The Housing Crisis Requires Bold Solutions — and There's One on the Table
The severity of California’s housing crisis hardly needs further documentation. There simply is not enough housing, especially for very low-income households. An emergent YIMBYism, or Yes In My Backyard movement, advocates building more homes in more neighborhoods to combat the housing affordability crisis. The progressive wing of the movement believes that new home construction should be focused on filling in vacant or underutilized properties, and improving transit and affordability.
In the last few years, elected officials have begun to act on the dire housing situation. The 2017 legislative housing package — headlined by state Sen. Toni Atkins’ SB 2, which established a permanent subsidy for affordable housing — was a watershed moment in alleviating the housing crisis. In 2018, voters sent Gavin Newsom, and his pledge to build 3.5 million housing units by 2025, to the governor’s mansion. When recently asked to identify the three biggest concerns facing California, Assemblyman Todd Gloria summed up the public’s interest in the issue: “housing, housing and housing.”
Despite the positive legislative and electoral developments of the past few years, much more must be done to achieve housing affordability for all Californians. Merely to satisfy household growth — to speak nothing of affordability — the state needs to build 1.8 million dwelling units, or 180,000 units annually, during the 10-year period preceding 2025. It has not achieved that level of production since 2005.
There are many proposals that seek to achieve this goal, but one stands out as being more bold, more productive and, most importantly, more progressive than any other: SB 50.
Introduced by state Sen. Scott Wiener, a staunch pro-housing advocate, the bill is designed to compel cities to build the housing California needs. The bill would in effect increase the amount of allowable dwelling units — or “upzone” — on lots currently zoned for residential use near high-quality transit and job-rich areas.
Most significantly, housing projects within a quarter-mile of a major transit station served by rail or ferry could be built up to 55 feet (or five stories). Projects within a half-mile of a high-quality bus corridor could be built up to 45 feet. In either case, there would be reduced parking requirements, thereby reducing construction costs and in turn rents and home prices. San Diego Mayor Kevin Falconer has already proposed a San Diego-specific version of such a measure, a positive step toward ensuring affordability locally.

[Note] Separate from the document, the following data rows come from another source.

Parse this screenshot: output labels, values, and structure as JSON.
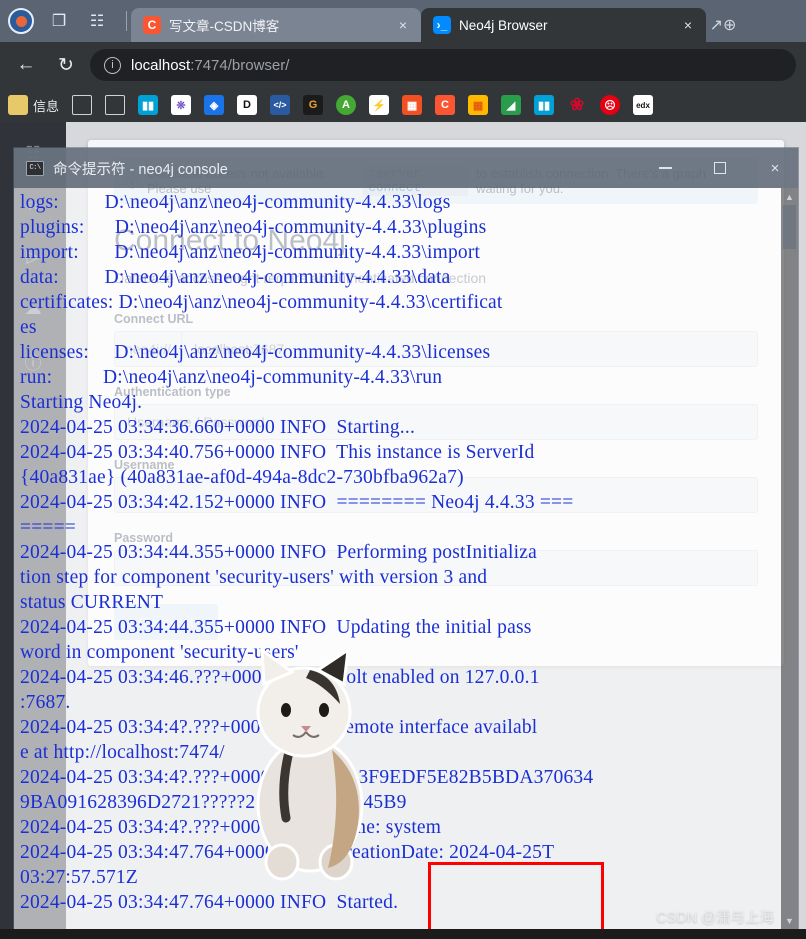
{
  "browser": {
    "window_icons": [
      "mscloud-logo-icon",
      "collections-icon",
      "split-screen-icon"
    ],
    "tabs": [
      {
        "title": "写文章-CSDN博客",
        "favicon_letter": "C",
        "favicon_name": "csdn-favicon",
        "close_label": "×",
        "active": false
      },
      {
        "title": "Neo4j Browser",
        "favicon_letter": "⌫",
        "favicon_name": "neo4j-favicon",
        "close_label": "×",
        "active": true
      }
    ],
    "tab_right_icon": "neo4j-logo-icon",
    "nav": {
      "back_label": "←",
      "reload_label": "↻",
      "info_label": "i",
      "url_host": "localhost",
      "url_path": ":7474/browser/",
      "url_full": "localhost:7474/browser/"
    },
    "bookmarks": [
      {
        "label": "信息",
        "icon": "folder-icon",
        "color": "#e8c96a",
        "glyph": ""
      },
      {
        "label": "",
        "icon": "page-icon",
        "color": "transparent",
        "glyph": "⬜"
      },
      {
        "label": "",
        "icon": "page-icon",
        "color": "transparent",
        "glyph": "⬜"
      },
      {
        "label": "",
        "icon": "bilibili-icon",
        "color": "#00a1d6",
        "glyph": "□"
      },
      {
        "label": "",
        "icon": "zhihu-icon",
        "color": "#ffffff",
        "glyph": "✦"
      },
      {
        "label": "",
        "icon": "csdn-blue-icon",
        "color": "#1a73e8",
        "glyph": "◈"
      },
      {
        "label": "",
        "icon": "docin-icon",
        "color": "#ffffff",
        "glyph": "D"
      },
      {
        "label": "",
        "icon": "code-icon",
        "color": "#2c5aa0",
        "glyph": "‹›"
      },
      {
        "label": "",
        "icon": "gitee-icon",
        "color": "#1b1b1b",
        "glyph": "G"
      },
      {
        "label": "",
        "icon": "anaconda-icon",
        "color": "#44a833",
        "glyph": "A"
      },
      {
        "label": "",
        "icon": "xunlei-icon",
        "color": "#ffffff",
        "glyph": "⚡"
      },
      {
        "label": "",
        "icon": "microsoft-icon",
        "color": "#f25022",
        "glyph": "⊞"
      },
      {
        "label": "",
        "icon": "csdn-icon",
        "color": "#fc5531",
        "glyph": "C"
      },
      {
        "label": "",
        "icon": "office-icon",
        "color": "#ffb900",
        "glyph": "⌗"
      },
      {
        "label": "",
        "icon": "wps-icon",
        "color": "#2a9d4c",
        "glyph": "◧"
      },
      {
        "label": "",
        "icon": "bilibili-icon",
        "color": "#00a1d6",
        "glyph": "□"
      },
      {
        "label": "",
        "icon": "huawei-icon",
        "color": "#cf0a2c",
        "glyph": "❀"
      },
      {
        "label": "",
        "icon": "bugs-icon",
        "color": "#e60012",
        "glyph": "◉"
      },
      {
        "label": "",
        "icon": "edx-icon",
        "color": "#ffffff",
        "glyph": "edx"
      }
    ]
  },
  "neo4j_page": {
    "sidebar_items": [
      "database-icon",
      "star-icon",
      "play-icon",
      "cloud-icon",
      "help-icon"
    ],
    "alert_text_before": "Database access not available. Please use",
    "alert_command": ":server connect",
    "alert_text_after": "to establish connection. There's a graph waiting for you.",
    "heading": "Connect to Neo4j",
    "subtitle": "Database access might require an authenticated connection",
    "connect_url_label": "Connect URL",
    "connect_url_scheme": "neo4j://",
    "connect_url_value": "localhost:7687",
    "auth_type_label": "Authentication type",
    "auth_type_value": "Username / Password",
    "username_label": "Username",
    "username_value": "",
    "password_label": "Password",
    "password_value": "",
    "connect_button": "Connect"
  },
  "console_window": {
    "title": "命令提示符 - neo4j  console",
    "icon": "cmd-prompt-icon",
    "minimize_label": "—",
    "maximize_label": "□",
    "close_label": "×",
    "text": "logs:         D:\\neo4j\\anz\\neo4j-community-4.4.33\\logs\nplugins:      D:\\neo4j\\anz\\neo4j-community-4.4.33\\plugins\nimport:       D:\\neo4j\\anz\\neo4j-community-4.4.33\\import\ndata:         D:\\neo4j\\anz\\neo4j-community-4.4.33\\data\ncertificates: D:\\neo4j\\anz\\neo4j-community-4.4.33\\certificat\nes\nlicenses:     D:\\neo4j\\anz\\neo4j-community-4.4.33\\licenses\nrun:          D:\\neo4j\\anz\\neo4j-community-4.4.33\\run\nStarting Neo4j.\n2024-04-25 03:34:36.660+0000 INFO  Starting...\n2024-04-25 03:34:40.756+0000 INFO  This instance is ServerId\n{40a831ae} (40a831ae-af0d-494a-8dc2-730bfba962a7)\n2024-04-25 03:34:42.152+0000 INFO  ======== Neo4j 4.4.33 ===\n=====\n2024-04-25 03:34:44.355+0000 INFO  Performing postInitializa\ntion step for component 'security-users' with version 3 and\nstatus CURRENT\n2024-04-25 03:34:44.355+0000 INFO  Updating the initial pass\nword in component 'security-users'\n2024-04-25 03:34:46.???+0000 INFO  Bolt enabled on 127.0.0.1\n:7687.\n2024-04-25 03:34:4?.???+0000 INFO  Remote interface availabl\ne at http://localhost:7474/\n2024-04-25 03:34:4?.???+0000 INFO  id: 3F9EDF5E82B5BDA370634\n9BA091628396D2721?????218C4065BE245B9\n2024-04-25 03:34:4?.???+0000 INFO  name: system\n2024-04-25 03:34:47.764+0000 INFO  creationDate: 2024-04-25T\n03:27:57.571Z\n2024-04-25 03:34:47.764+0000 INFO  Started.",
    "highlight_text": "Started.",
    "highlight_color": "#ff0000",
    "scrollbar_up": "▲",
    "scrollbar_down": "▼"
  },
  "overlay": {
    "cat_sticker": "cat-sticker-image",
    "watermark": "CSDN @潇与上海"
  }
}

SB 50 is based on last year’s failed SB 827, a similar bill also introduced by Wiener that garnered much fanfare across the ideological spectrum. But that bill was brought down by an unusual coalition: homeowners in wealthy enclaves sought to protect their exclusionary single-family residential land use at the same time as social justice advocates opposed the legislation based on well-founded fears of swift displacement and gentrification as a result of increased housing development.
Wiener is addressing these concerns over displacement in the new version of the bill by empowering disadvantaged communities to develop their own zoning standards that would allow increased density near transit. The bill also includes powerful desegregation incentives by also allowing more affordable homes to be built in job-rich communities that aren’t necessarily in transit-rich communities.
Further, the bill features aggressive protections for renters — including the prohibition of demolishing housing that has been occupied by a renter at any point in the last seven years — aimed at disincentivizing evictions. We hope and expect even more protections to be included to protect communities from gentrification and displacement.
SB 50 would dramatically increase the capacity for housing production, resulting in more affordable housing opportunities; help San Diego achieve the goals spelled out in its Climate Action Plan by constructing that housing near transit and protect the interests of renters and longtime residents within our communities.
We call on all our local elected officials, especially our housing leaders in the state Legislature, to support the bill. With bold action we can help California, and San Diego, achieve the housing affordability that its residents have been demanding and deserve.
Brendan Dentino is a co-chair of the YIMBY Democrats of San Diego County policy committee and a housing policy consultant. Maya Rosas is the founding president of the YIMBY Democrats of San Diego County and an urban planner. Both are residents of San Diego.